The Tank Museum - Museums Association
The Tank Museum in Bovington, Dorset, starting working with the probation service to offer volunteer opportunities for young offenders with community punishment orders, a type of sentence that requires them to give something back to the community through unpaid work.

This developed into a three-way partnership with Weymouth College and Dorset Community Service Unit, offering individuals engineering and basic skills qualifications in return for cleaning and conserving the museum’s vehicles.

The partnership, which won an award at the 2005 National Justice Awards, has now ended, partly because of a lack of space, but the museum’s £5m redevelopment plans include new facilities to host volunteer-led conservation projects as well as its engineering training programme for groups of young offenders.

David Willey, curator at the Tank Museum, says every partner has to benefit in order for this type of scheme to work. For the museum, it means access to a volunteer workforce, as well as all the political and advocacy benefits that come with working with socially excluded audiences.  

For the offenders, volunteering might be the first time they ever been trusted or given responsibility for something. Willey says it also provides access to role models, such as other volunteers and museum staff, who they might not have otherwise met.

Despite the project’s successes, Willey says there have been lessons. For example, when it first invited volunteers from the probation service in, staff and existing volunteers were quite hostile, with many asking why these law breakers were being given the opportunity when there was already a waiting list for volunteering opportunities.

For the second round, staff and volunteers were taken to a prison to talk about the issues and help build up their confidence in working with offenders.

Willey also has some apprehensions about how the museum communicates its work with young offenders to members of the public: “I’m sure many people would say it was a great idea, but what concerns me is that it doesn’t get twisted and seen in the wrong way.

“We have to make sure we let people know about it in a controlled way, as I could see someone start causing a fuss.”

The museum also needs to consider what its policy will be if something does go wrong. “There is always a risk, but at what point do you say that risk is not worth taking?” says Willey.

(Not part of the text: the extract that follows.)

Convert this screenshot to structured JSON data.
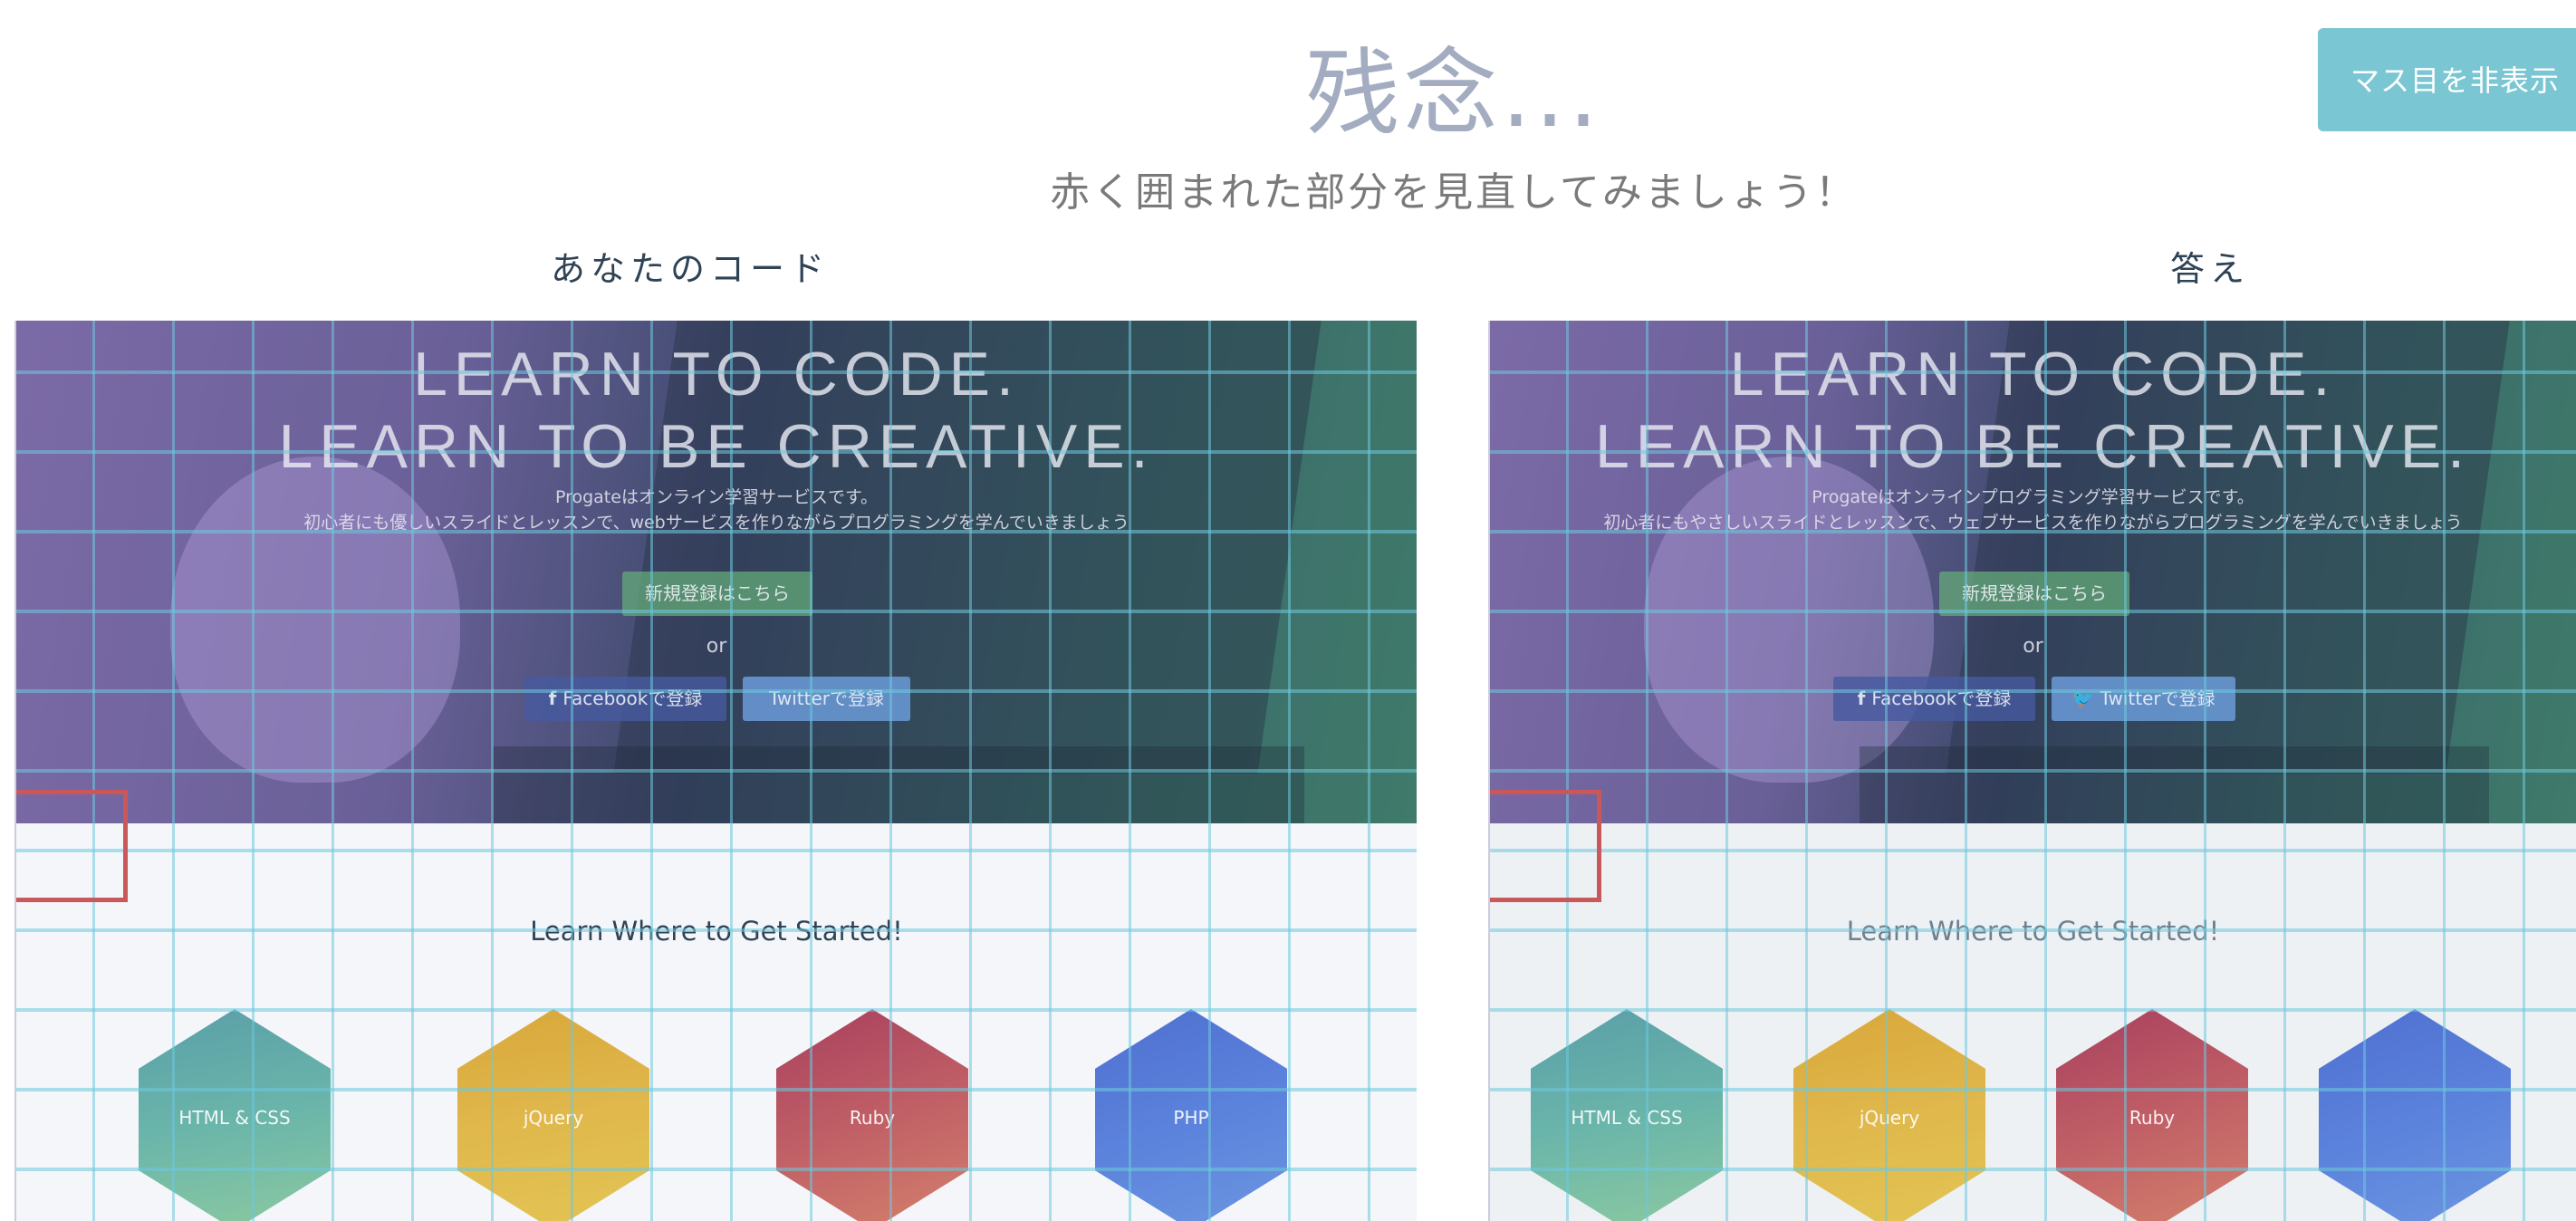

This case study is based on a longer article in Museum Practice on working with prisons and prisoners


  • Museum Practice on working with prisons